Push-button or Touch-tone keypad designs are merely based on the Bell's labs research, and I would add it is a logical order when no studies proving the opposite existed at that time. Reading is Top to Bottom, Left to Right for those who designed it (in USA), so it starts 1,2,3 Top...to 7,8,9 Bottom [Total of 9 digits] we have three rows with three digits in each.
Zero [a unique digit]:
Zero is the digit number 10 (does not fit in a 3x3 matrix), it has to be located somewhere. Create another row (of 3 digits) below as you going Top to Bottom.

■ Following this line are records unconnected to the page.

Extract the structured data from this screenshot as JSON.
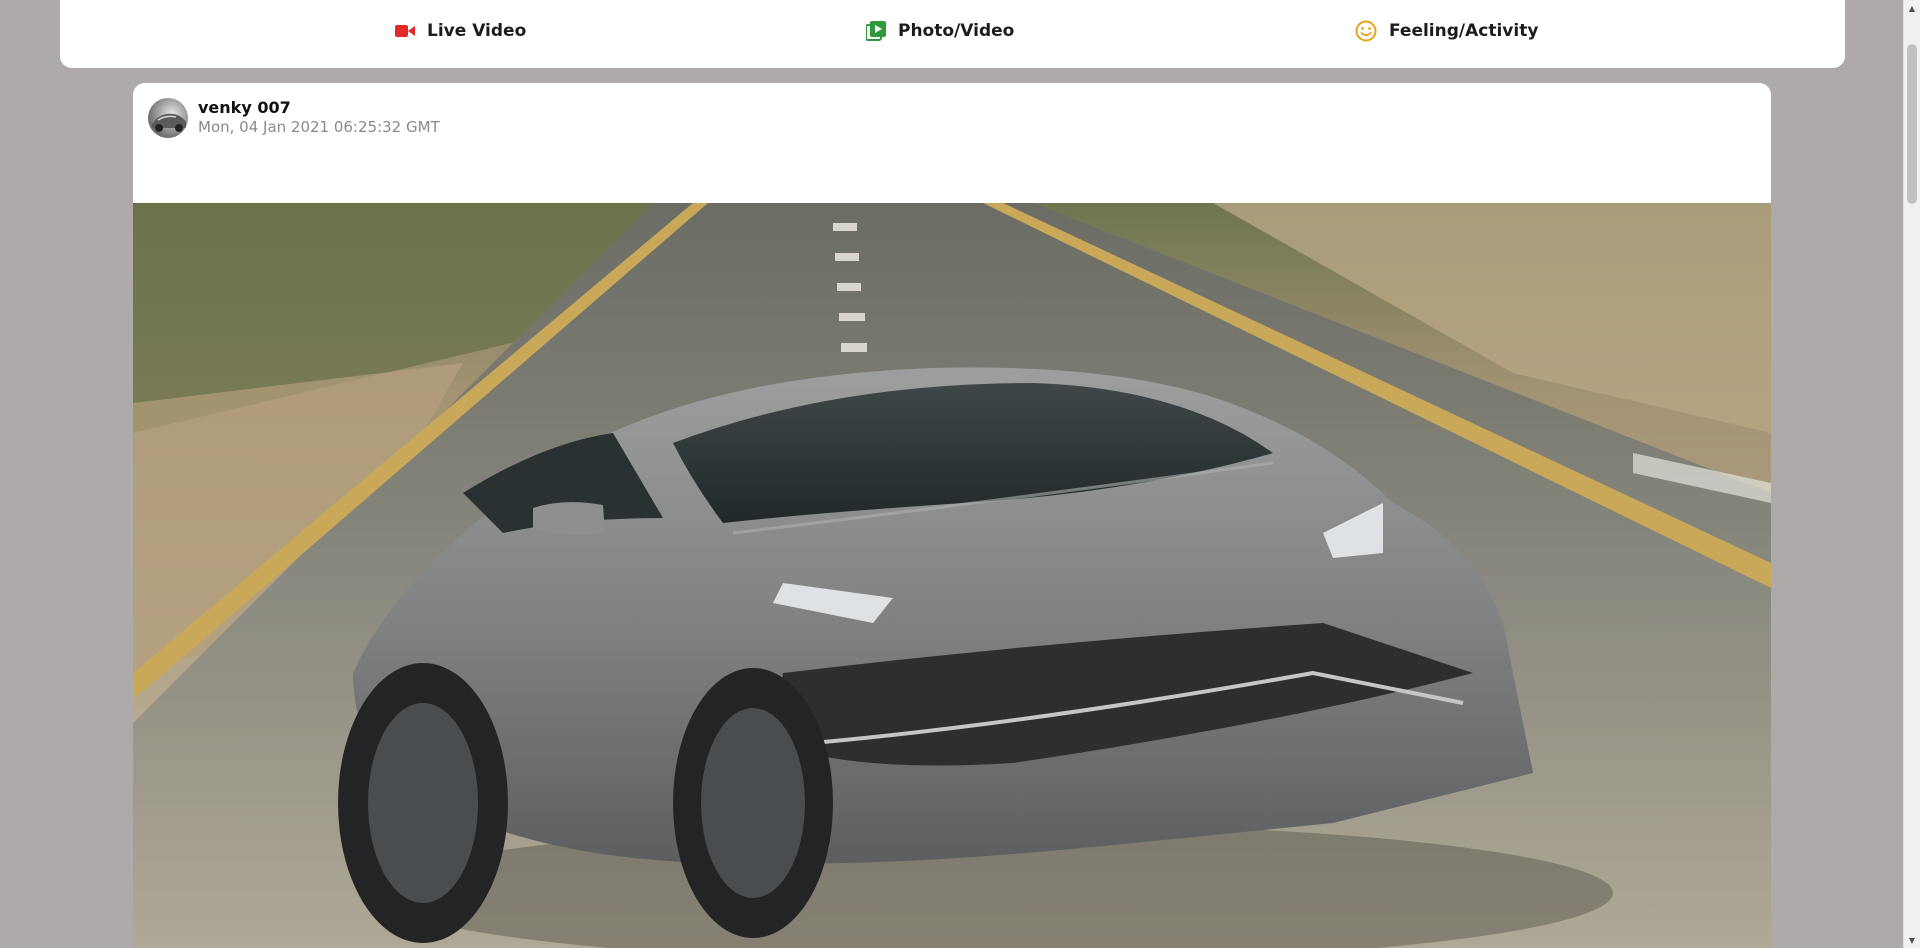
{
  "composer": {
    "actions": [
      {
        "label": "Live Video",
        "icon": "video-camera-icon",
        "color": "#e42727"
      },
      {
        "label": "Photo/Video",
        "icon": "photo-video-icon",
        "color": "#2e9a3d"
      },
      {
        "label": "Feeling/Activity",
        "icon": "smiley-icon",
        "color": "#e8a21c"
      }
    ]
  },
  "post": {
    "author": "venky 007",
    "timestamp": "Mon, 04 Jan 2021 06:25:32 GMT",
    "avatar_icon": "user-avatar",
    "media": "photo of a grey sports car driving on a road"
  },
  "colors": {
    "page_background": "#aeaaaa",
    "card_background": "#ffffff"
  }
}
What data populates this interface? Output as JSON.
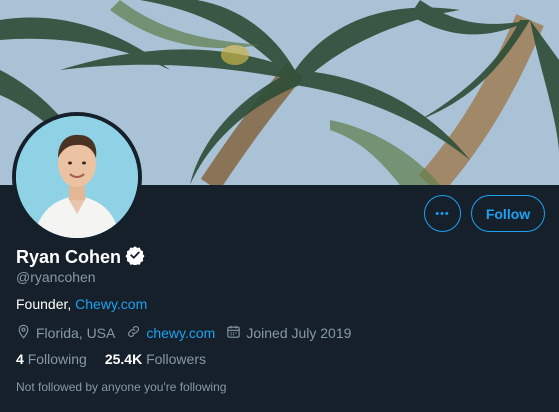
{
  "profile": {
    "display_name": "Ryan Cohen",
    "verified_icon": "verified-badge-icon",
    "handle": "@ryancohen",
    "bio_prefix": "Founder,",
    "bio_link": "Chewy.com",
    "location": "Florida, USA",
    "website": "chewy.com",
    "joined": "Joined July 2019",
    "following_count": "4",
    "following_label": "Following",
    "followers_count": "25.4K",
    "followers_label": "Followers",
    "followed_by_note": "Not followed by anyone you're following"
  },
  "actions": {
    "more_label": "•••",
    "follow_label": "Follow"
  },
  "colors": {
    "background": "#15202b",
    "accent": "#1da1f2",
    "muted": "#8899a6",
    "text": "#ffffff"
  }
}
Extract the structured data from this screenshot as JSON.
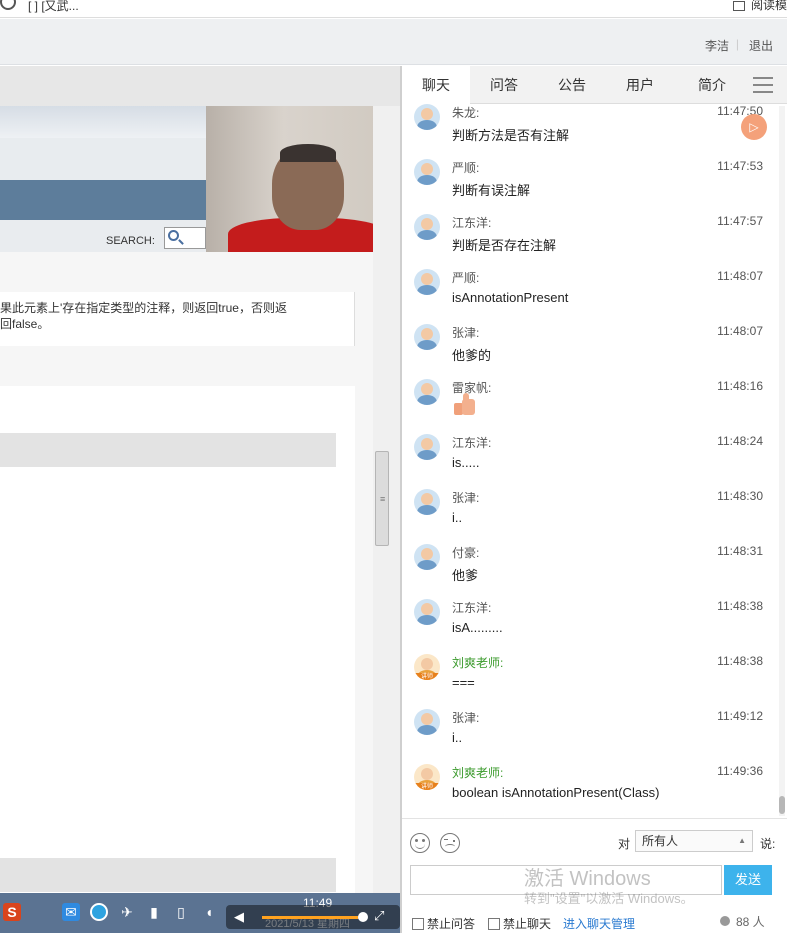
{
  "browser": {
    "tab_text": "[  ] [又武...",
    "reader_label": "阅读模"
  },
  "userbar": {
    "user_name": "李洁",
    "logout_label": "退出"
  },
  "document": {
    "search_label": "SEARCH:",
    "text_line1": "果此元素上'存在指定类型的注释，则返回true，否则返",
    "text_line2": "回false。"
  },
  "taskbar": {
    "time": "11:49",
    "date": "2021/5/13 星期四"
  },
  "chat": {
    "tabs": [
      "聊天",
      "问答",
      "公告",
      "用户",
      "简介"
    ],
    "messages": [
      {
        "sender": "朱龙:",
        "time": "11:47:50",
        "text": "判断方法是否有注解",
        "role": "student"
      },
      {
        "sender": "严顺:",
        "time": "11:47:53",
        "text": "判断有误注解",
        "role": "student"
      },
      {
        "sender": "江东洋:",
        "time": "11:47:57",
        "text": "判断是否存在注解",
        "role": "student"
      },
      {
        "sender": "严顺:",
        "time": "11:48:07",
        "text": "isAnnotationPresent",
        "role": "student"
      },
      {
        "sender": "张津:",
        "time": "11:48:07",
        "text": "他爹的",
        "role": "student"
      },
      {
        "sender": "雷家帆:",
        "time": "11:48:16",
        "text": "",
        "role": "student",
        "emoji": "thumbs-up"
      },
      {
        "sender": "江东洋:",
        "time": "11:48:24",
        "text": "is.....",
        "role": "student"
      },
      {
        "sender": "张津:",
        "time": "11:48:30",
        "text": "i..",
        "role": "student"
      },
      {
        "sender": "付豪:",
        "time": "11:48:31",
        "text": "他爹",
        "role": "student"
      },
      {
        "sender": "江东洋:",
        "time": "11:48:38",
        "text": "isA.........",
        "role": "student"
      },
      {
        "sender": "刘爽老师:",
        "time": "11:48:38",
        "text": "===",
        "role": "teacher"
      },
      {
        "sender": "张津:",
        "time": "11:49:12",
        "text": "i..",
        "role": "student"
      },
      {
        "sender": "刘爽老师:",
        "time": "11:49:36",
        "text": "boolean isAnnotationPresent(Class)",
        "role": "teacher"
      }
    ],
    "teacher_badge": "讲师",
    "to_label": "对",
    "to_value": "所有人",
    "say_label": "说:",
    "send_label": "发送",
    "watermark_title": "激活 Windows",
    "watermark_sub": "转到\"设置\"以激活 Windows。",
    "option_no_qa": "禁止问答",
    "option_no_chat": "禁止聊天",
    "manage_link": "进入聊天管理",
    "user_count": "88 人"
  },
  "colors": {
    "accent": "#3db3ec",
    "teacher_name": "#3a9a2b",
    "taskbar": "#5b7392"
  }
}
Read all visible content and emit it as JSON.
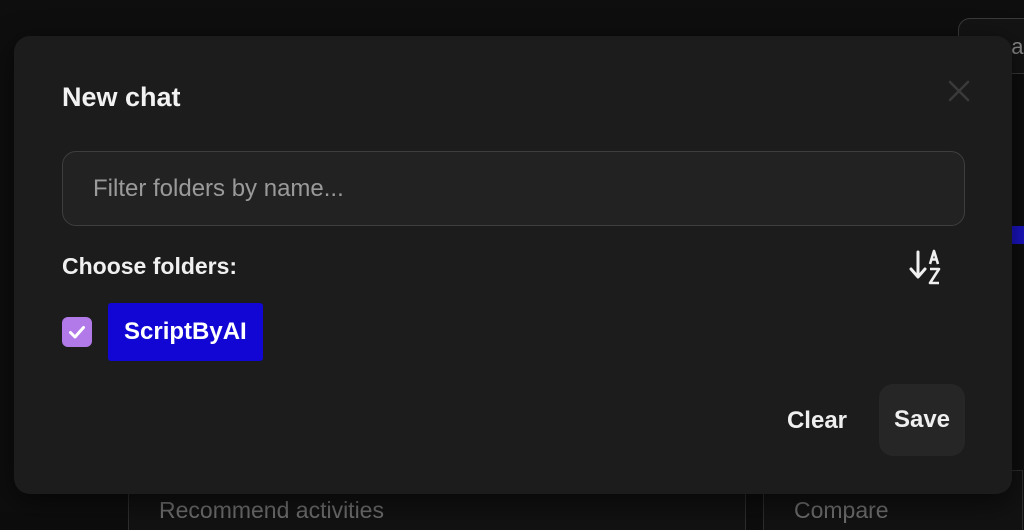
{
  "background": {
    "search_fragment": "ea",
    "card_left_text": "Recommend activities",
    "card_right_text": "Compare"
  },
  "modal": {
    "title": "New chat",
    "filter": {
      "placeholder": "Filter folders by name...",
      "value": ""
    },
    "choose_label": "Choose folders:",
    "sort_icon": "sort-alpha-down-icon",
    "close_icon": "close-icon",
    "folders": [
      {
        "name": "ScriptByAI",
        "checked": true
      }
    ],
    "actions": {
      "clear_label": "Clear",
      "save_label": "Save"
    }
  },
  "colors": {
    "modal_bg": "#1c1c1c",
    "checkbox": "#b27ae8",
    "folder_chip": "#1106d4"
  }
}
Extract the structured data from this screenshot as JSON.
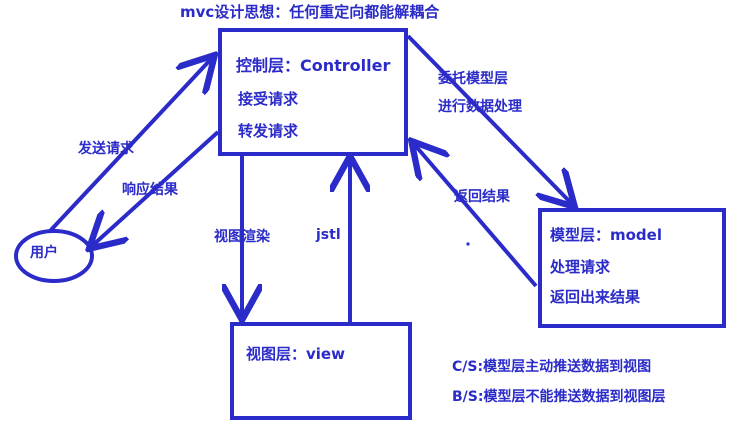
{
  "title": "mvc设计思想：任何重定向都能解耦合",
  "controller": {
    "title": "控制层：Controller",
    "line1": "接受请求",
    "line2": "转发请求"
  },
  "model": {
    "title": "模型层：model",
    "line1": "处理请求",
    "line2": "返回出来结果"
  },
  "view": {
    "title": "视图层：view"
  },
  "user": {
    "label": "用户"
  },
  "arrows": {
    "send_request": "发送请求",
    "response": "响应结果",
    "render": "视图渲染",
    "jstl": "jstl",
    "delegate_line1": "委托模型层",
    "delegate_line2": "进行数据处理",
    "return_result": "返回结果"
  },
  "notes": {
    "cs": "C/S:模型层主动推送数据到视图",
    "bs": "B/S:模型层不能推送数据到视图层"
  },
  "colors": {
    "stroke": "#2b2bc9"
  }
}
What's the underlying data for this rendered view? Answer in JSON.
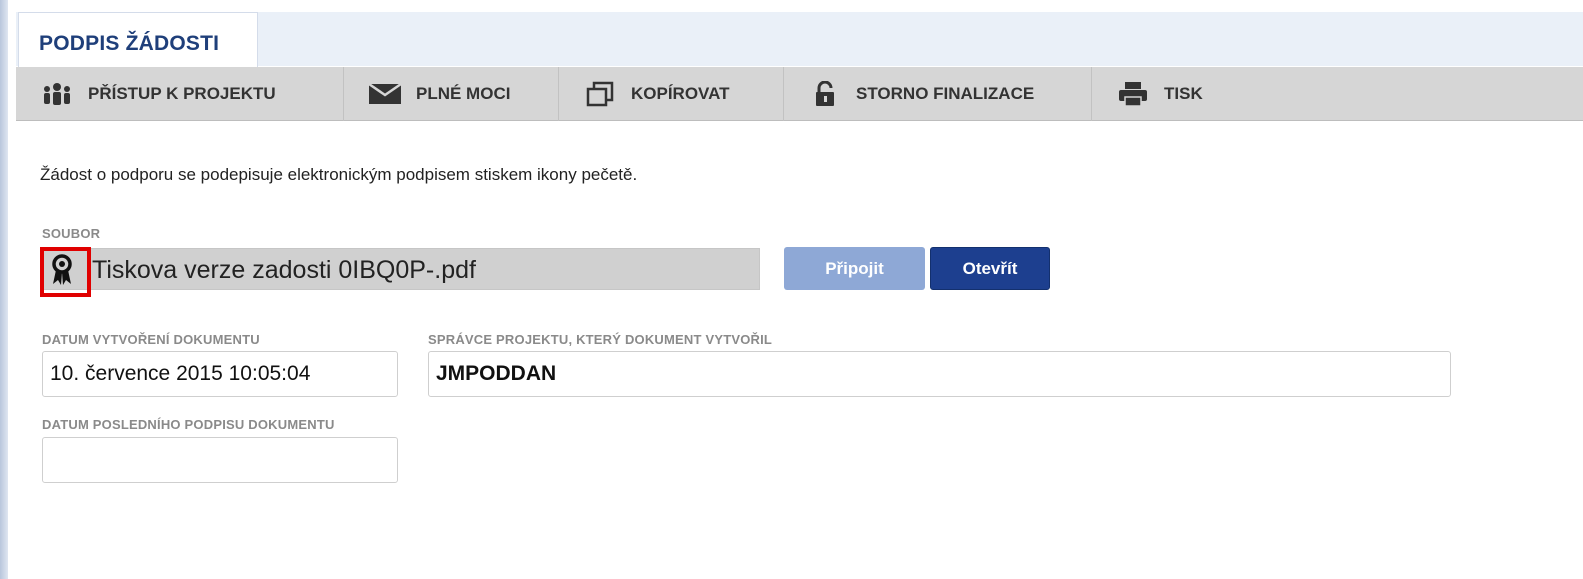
{
  "page": {
    "tab_title": "PODPIS ŽÁDOSTI"
  },
  "toolbar": {
    "items": [
      {
        "label": "PŘÍSTUP K PROJEKTU",
        "icon": "people-icon"
      },
      {
        "label": "PLNÉ MOCI",
        "icon": "envelope-icon"
      },
      {
        "label": "KOPÍROVAT",
        "icon": "copy-icon"
      },
      {
        "label": "STORNO FINALIZACE",
        "icon": "unlock-icon"
      },
      {
        "label": "TISK",
        "icon": "printer-icon"
      }
    ]
  },
  "main": {
    "intro_text": "Žádost o podporu se podepisuje elektronickým podpisem stiskem ikony pečetě.",
    "file": {
      "label": "SOUBOR",
      "name": "Tiskova verze zadosti 0IBQ0P-.pdf",
      "seal_icon": "seal-icon",
      "highlight_color": "#e00000"
    },
    "buttons": {
      "attach_label": "Připojit",
      "open_label": "Otevřít"
    },
    "created_date": {
      "label": "DATUM VYTVOŘENÍ DOKUMENTU",
      "value": "10. července 2015 10:05:04"
    },
    "project_manager": {
      "label": "SPRÁVCE PROJEKTU, KTERÝ DOKUMENT VYTVOŘIL",
      "value": "JMPODDAN"
    },
    "last_signature": {
      "label": "DATUM POSLEDNÍHO PODPISU DOKUMENTU",
      "value": ""
    }
  },
  "colors": {
    "brand": "#1f3f7a",
    "primary_button": "#1d3f8f",
    "disabled_button": "#8ea8d6",
    "toolbar_bg": "#d6d6d6"
  }
}
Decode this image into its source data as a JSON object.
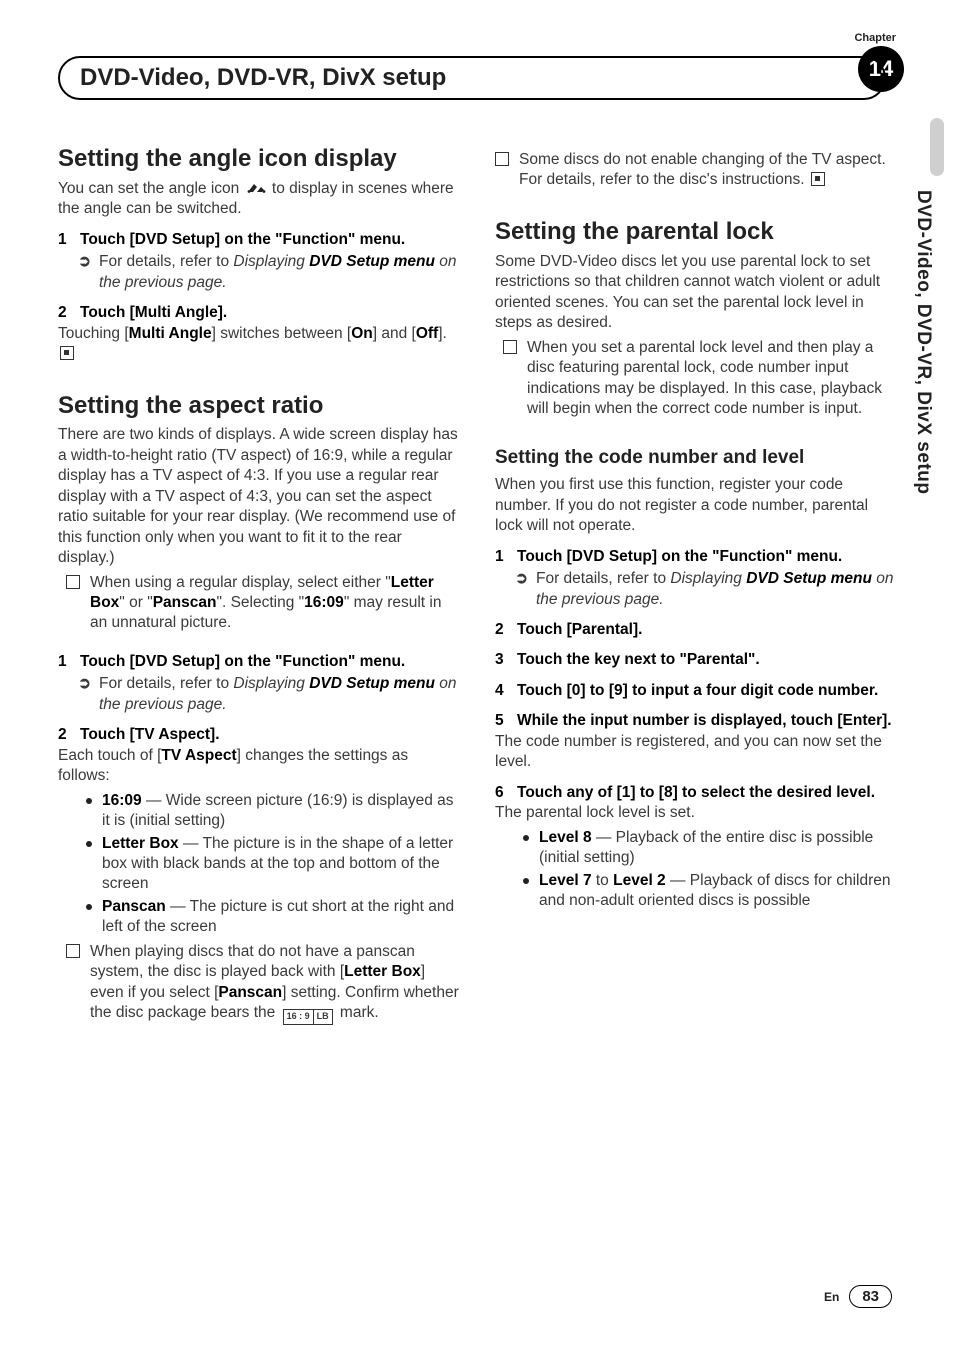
{
  "meta": {
    "chapter_label": "Chapter",
    "chapter_number": "14",
    "page_title": "DVD-Video, DVD-VR, DivX setup",
    "side_tab": "DVD-Video, DVD-VR, DivX setup",
    "footer_lang": "En",
    "footer_page": "83"
  },
  "left": {
    "s1": {
      "heading": "Setting the angle icon display",
      "intro_a": "You can set the angle icon ",
      "intro_b": " to display in scenes where the angle can be switched.",
      "step1_head": "Touch [DVD Setup] on the \"Function\" menu.",
      "ref_text_a": "For details, refer to ",
      "ref_link_em": "Displaying",
      "ref_link_strong": " DVD Setup menu",
      "ref_text_b": " on the previous page.",
      "step2_head": "Touch [Multi Angle].",
      "step2_body_a": "Touching [",
      "step2_body_multi": "Multi Angle",
      "step2_body_b": "] switches between [",
      "step2_on": "On",
      "step2_body_c": "] and [",
      "step2_off": "Off",
      "step2_body_d": "]."
    },
    "s2": {
      "heading": "Setting the aspect ratio",
      "intro": "There are two kinds of displays. A wide screen display has a width-to-height ratio (TV aspect) of 16:9, while a regular display has a TV aspect of 4:3. If you use a regular rear display with a TV aspect of 4:3, you can set the aspect ratio suitable for your rear display. (We recommend use of this function only when you want to fit it to the rear display.)",
      "note1_a": "When using a regular display, select either \"",
      "note1_lb": "Letter Box",
      "note1_b": "\" or \"",
      "note1_ps": "Panscan",
      "note1_c": "\". Selecting \"",
      "note1_169": "16:09",
      "note1_d": "\" may result in an unnatural picture.",
      "step1_head": "Touch [DVD Setup] on the \"Function\" menu.",
      "ref_text_a": "For details, refer to ",
      "ref_link_em": "Displaying",
      "ref_link_strong": " DVD Setup menu",
      "ref_text_b": " on the previous page.",
      "step2_head": "Touch [TV Aspect].",
      "step2_body_a": "Each touch of [",
      "step2_tva": "TV Aspect",
      "step2_body_b": "] changes the settings as follows:",
      "b1_label": "16:09",
      "b1_text": " — Wide screen picture (16:9) is displayed as it is (initial setting)",
      "b2_label": "Letter Box",
      "b2_text": " — The picture is in the shape of a letter box with black bands at the top and bottom of the screen",
      "b3_label": "Panscan",
      "b3_text": " — The picture is cut short at the right and left of the screen",
      "note2_a": "When playing discs that do not have a panscan system, the disc is played back with [",
      "note2_lb": "Letter Box",
      "note2_b": "] even if you select [",
      "note2_ps": "Panscan",
      "note2_c": "] setting. Confirm whether the disc package bears the ",
      "note2_mark_a": "16 : 9",
      "note2_mark_b": "LB",
      "note2_d": " mark."
    }
  },
  "right": {
    "carry_note": "Some discs do not enable changing of the TV aspect. For details, refer to the disc's instructions.",
    "s3": {
      "heading": "Setting the parental lock",
      "intro": "Some DVD-Video discs let you use parental lock to set restrictions so that children cannot watch violent or adult oriented scenes. You can set the parental lock level in steps as desired.",
      "note1": "When you set a parental lock level and then play a disc featuring parental lock, code number input indications may be displayed. In this case, playback will begin when the correct code number is input."
    },
    "s4": {
      "heading": "Setting the code number and level",
      "intro": "When you first use this function, register your code number. If you do not register a code number, parental lock will not operate.",
      "step1_head": "Touch [DVD Setup] on the \"Function\" menu.",
      "ref_text_a": "For details, refer to ",
      "ref_link_em": "Displaying",
      "ref_link_strong": " DVD Setup menu",
      "ref_text_b": " on the previous page.",
      "step2_head": "Touch [Parental].",
      "step3_head": "Touch the key next to \"Parental\".",
      "step4_head": "Touch [0] to [9] to input a four digit code number.",
      "step5_head": "While the input number is displayed, touch [Enter].",
      "step5_body": "The code number is registered, and you can now set the level.",
      "step6_head": "Touch any of [1] to [8] to select the desired level.",
      "step6_body": "The parental lock level is set.",
      "b1_label": "Level 8",
      "b1_text": " — Playback of the entire disc is possible (initial setting)",
      "b2_label": "Level 7",
      "b2_to": " to ",
      "b2_label2": "Level 2",
      "b2_text": " — Playback of discs for children and non-adult oriented discs is possible"
    }
  }
}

Now if you put it on the left or right corner, you need a reason to do so. Locating it in the middle makes it a unique location (it is a unique digit) and easy to spot [my personal point of view].
Another point: if you take a look at the Rotary-dial phones, notice that they mostly have the Zero as the first digit located bottom middle, so Push-button design kept the zero in the same location as the Rotary-dial design, maybe?
*Some Rotary-dial phones has the zero a little to the right.
*They added the [ *,#] later on (added more functions and fill out the 4th row).
Mobile phones just matched early phones' design.
As answered above regarding Benford's law:
"Briefly explained, Benford's Law maintains that the numeral 1 will be the leading digit in a genuine data set of numbers 30.1% of the time; the numeral 2 will be the leading digit 17.6% of the time; and each subsequent numeral, 3 through 9, will be the leading digit with decreasing frequency."
Numpad on keyboards were not designed with the goal to make phone calls, they were rather designed for accounting and calculations purposes (helpful in applications were numbers are heavily used). Adopting the Benford's law, it makes more sense to locate the most used numbers close to the human fingers on a keyboard (1,2,3 Bottom...7,8,9 Top).
Notice that Zero is always placed bottom no matter the numbers layout. Users just got used to it there? maybe.
Personally, I saw many bank employees or generally accountants using the numpad on keyboards very fast without the need to look at the keyboard, maybe they are just used to it. What if the design is Top - Bottom will they be as fast? Well, not according to Benford's law.
EDIT: Just adding this info from Wikipedia Rotary dial
Different pulse systems are used, varying from country to country. For example, Sweden uses one pulse to signal the number zero, and 10 pulses to signal the number nine. New Zealand uses ten pulses minus the number desired; so dialing 7 produces three pulses. In Norway, the North American system with the number '1' corresponding to one pulse was used, except for the capital, Oslo, which used the same "inverse" system as in New Zealand.
For this reason, the numbers on the dial are shifted in different countries, or even in different areas of one country, to work with their system because of the difference of the number arrangement on the dial. The dial numbering can occur in four different formats, with 0 adjacent either to the 1 or the 9, and the numbers running in ascending or descending order, with either the 0, 1 or 9 being closest to the finger stop.